The Problem with Painkillers: They Weren't Made for Women
Posted by Mehr Singh on October 17, 2023
"A Sick Woman and Her Doctor" by Frans van Mieris the Elder (1635–1681) is one of many Golden Age artworks capturing upper-class women in consultation with their physicians. To 21st century viewers like us, these portrayals often unmask the inherent shortcomings and gender biases in the medical practices of the time, offering a glimpse into societal norms that shaped medical consultations. For example, these artworks frequently featured pregnant women being examined by doctors, who seemed entirely unaware of the woman's evident pregnancy, underscoring a significant disconnect in understanding women’s reproductive health. Funnily enough, this relationship between medicine and women is not far off to how it is today.
1980? I Wasn't Even Born Yet!

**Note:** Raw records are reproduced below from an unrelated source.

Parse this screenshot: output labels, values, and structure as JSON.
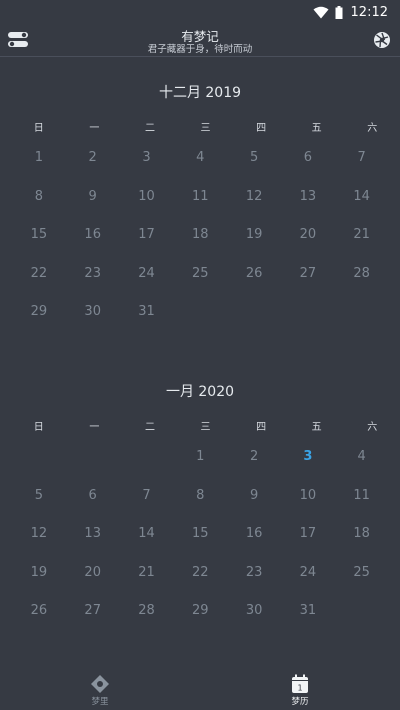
{
  "status": {
    "time": "12:12"
  },
  "header": {
    "title": "有梦记",
    "subtitle": "君子藏器于身，待时而动"
  },
  "weekdays": [
    "日",
    "一",
    "二",
    "三",
    "四",
    "五",
    "六"
  ],
  "months": [
    {
      "title": "十二月 2019",
      "days": [
        "1",
        "2",
        "3",
        "4",
        "5",
        "6",
        "7",
        "8",
        "9",
        "10",
        "11",
        "12",
        "13",
        "14",
        "15",
        "16",
        "17",
        "18",
        "19",
        "20",
        "21",
        "22",
        "23",
        "24",
        "25",
        "26",
        "27",
        "28",
        "29",
        "30",
        "31"
      ]
    },
    {
      "title": "一月 2020",
      "days": [
        "1",
        "2",
        "3",
        "4",
        "5",
        "6",
        "7",
        "8",
        "9",
        "10",
        "11",
        "12",
        "13",
        "14",
        "15",
        "16",
        "17",
        "18",
        "19",
        "20",
        "21",
        "22",
        "23",
        "24",
        "25",
        "26",
        "27",
        "28",
        "29",
        "30",
        "31"
      ]
    }
  ],
  "nav": {
    "dream_label": "梦里",
    "calendar_label": "梦历",
    "calendar_icon_num": "1"
  },
  "colors": {
    "background": "#363a43",
    "today": "#3aa3e6"
  }
}
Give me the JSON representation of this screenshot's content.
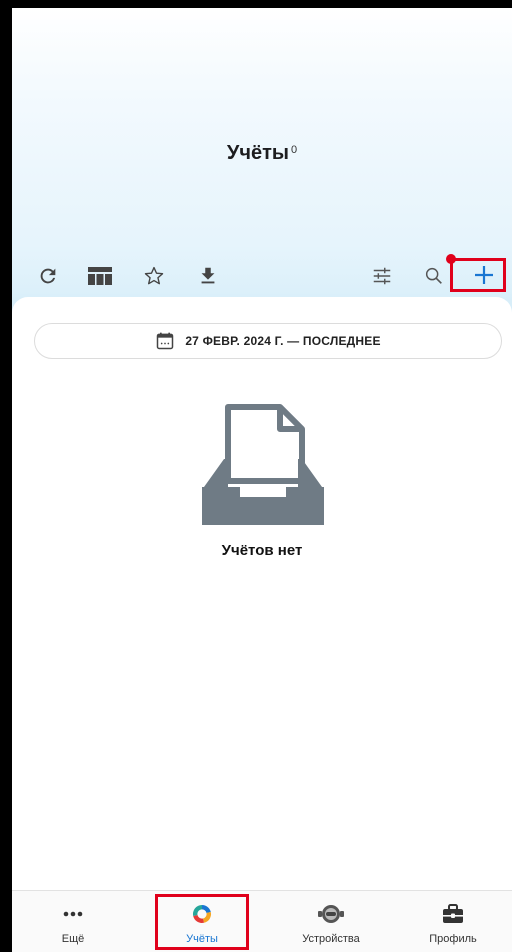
{
  "header": {
    "title": "Учёты",
    "count": "0"
  },
  "toolbar": {
    "icons": [
      "refresh-icon",
      "table-icon",
      "star-icon",
      "download-icon",
      "filter-sliders-icon",
      "search-icon",
      "plus-icon"
    ],
    "accent": "#1976d2",
    "notification_dot_color": "#e0001b"
  },
  "date_filter": {
    "label": "27 ФЕВР. 2024 Г. — ПОСЛЕДНЕЕ",
    "icon": "calendar-icon"
  },
  "empty_state": {
    "icon": "empty-inbox-icon",
    "message": "Учётов нет"
  },
  "bottom_nav": {
    "items": [
      {
        "label": "Ещё",
        "icon": "more-icon"
      },
      {
        "label": "Учёты",
        "icon": "records-logo-icon",
        "active": true
      },
      {
        "label": "Устройства",
        "icon": "device-icon"
      },
      {
        "label": "Профиль",
        "icon": "briefcase-icon"
      }
    ]
  },
  "highlight_color": "#e0001b"
}
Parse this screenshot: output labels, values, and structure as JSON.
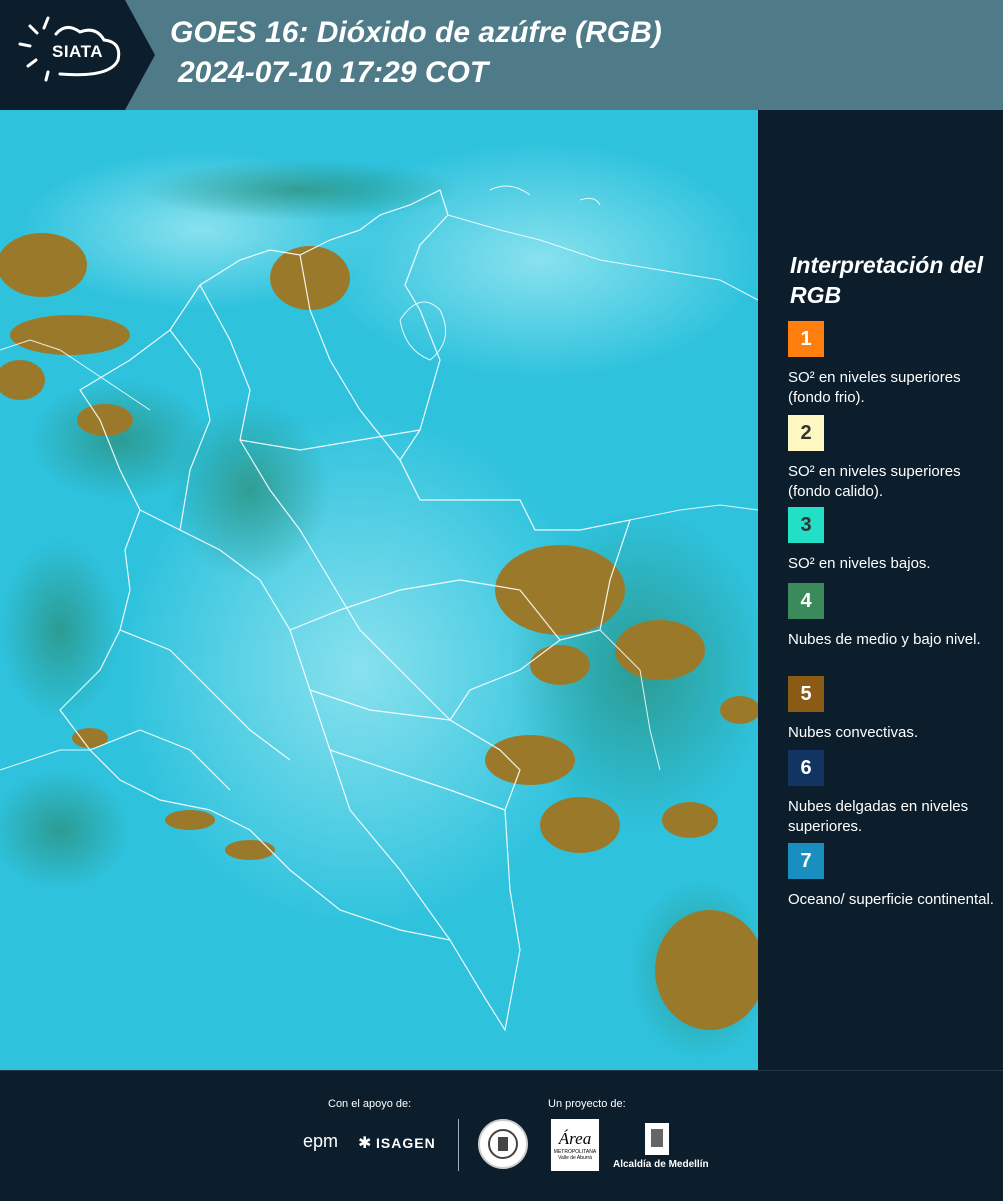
{
  "header": {
    "logo_text": "SIATA",
    "title": "GOES 16: Dióxido de azúfre (RGB)",
    "subtitle": "2024-07-10 17:29 COT"
  },
  "legend": {
    "title": "Interpretación del RGB",
    "items": [
      {
        "number": "1",
        "label": "SO² en niveles superiores (fondo frio).",
        "color": "#ff7f0e"
      },
      {
        "number": "2",
        "label": "SO² en niveles superiores (fondo calido).",
        "color": "#fff7c2"
      },
      {
        "number": "3",
        "label": "SO² en niveles bajos.",
        "color": "#22e0c6"
      },
      {
        "number": "4",
        "label": "Nubes de medio y bajo nivel.",
        "color": "#3a8a5c"
      },
      {
        "number": "5",
        "label": "Nubes convectivas.",
        "color": "#8b5a14"
      },
      {
        "number": "6",
        "label": "Nubes delgadas en niveles superiores.",
        "color": "#123462"
      },
      {
        "number": "7",
        "label": "Oceano/ superficie continental.",
        "color": "#1a8fbf"
      }
    ]
  },
  "footer": {
    "support_label": "Con el apoyo de:",
    "project_label": "Un proyecto de:",
    "epm": "epm",
    "isagen": "ISAGEN",
    "area_name": "Área",
    "area_sub": "METROPOLITANA",
    "area_sub2": "Valle de Aburrá",
    "alcaldia": "Alcaldía de Medellín"
  }
}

It’s the year 2023. We have cars that can drive themselves, artificial intelligence that can compose symphonies and biotechnology that can edit the human genome, offering the promise of eradicating genetic disorders. Space tourism is no longer a pipe dream but a booming industry, and augmented reality glasses are rapidly blending the digital world with the physical.
Yet, amidst this technological renaissance, a glaring paradox persists. Over 90% of women continue to grapple with menstrual cramps using an unevolved, 1980s-era solution: over-the-counter (OTC) painkillers. This makes even less sense when you look at how severely dysmenorrhea (menstrual pain) impacts many women’s lives - it’s the primary cause of school and work absences among young women, with 14% to 52% reporting they had to skip their usual routine because of crippling pain.
Anyone reading this has probably used OTC painkillers at least once in their life. Painkillers, after all, are the world’s most purchased OTC medication, with the global analgesics market set to reach US$42.65 billion in 2027.
Given their perceived safety, ease of access, immediate relief, and social acceptance, the popularity of OTC painkillers makes sense. However, being the most popular must not be mistaken for being the best. Within the realm of women’s health, the over-reliance on these medications highlights the glaring void of investment and innovation in developing precise, targeted, and holistic treatments to address the underlying causes of menstrual symptoms.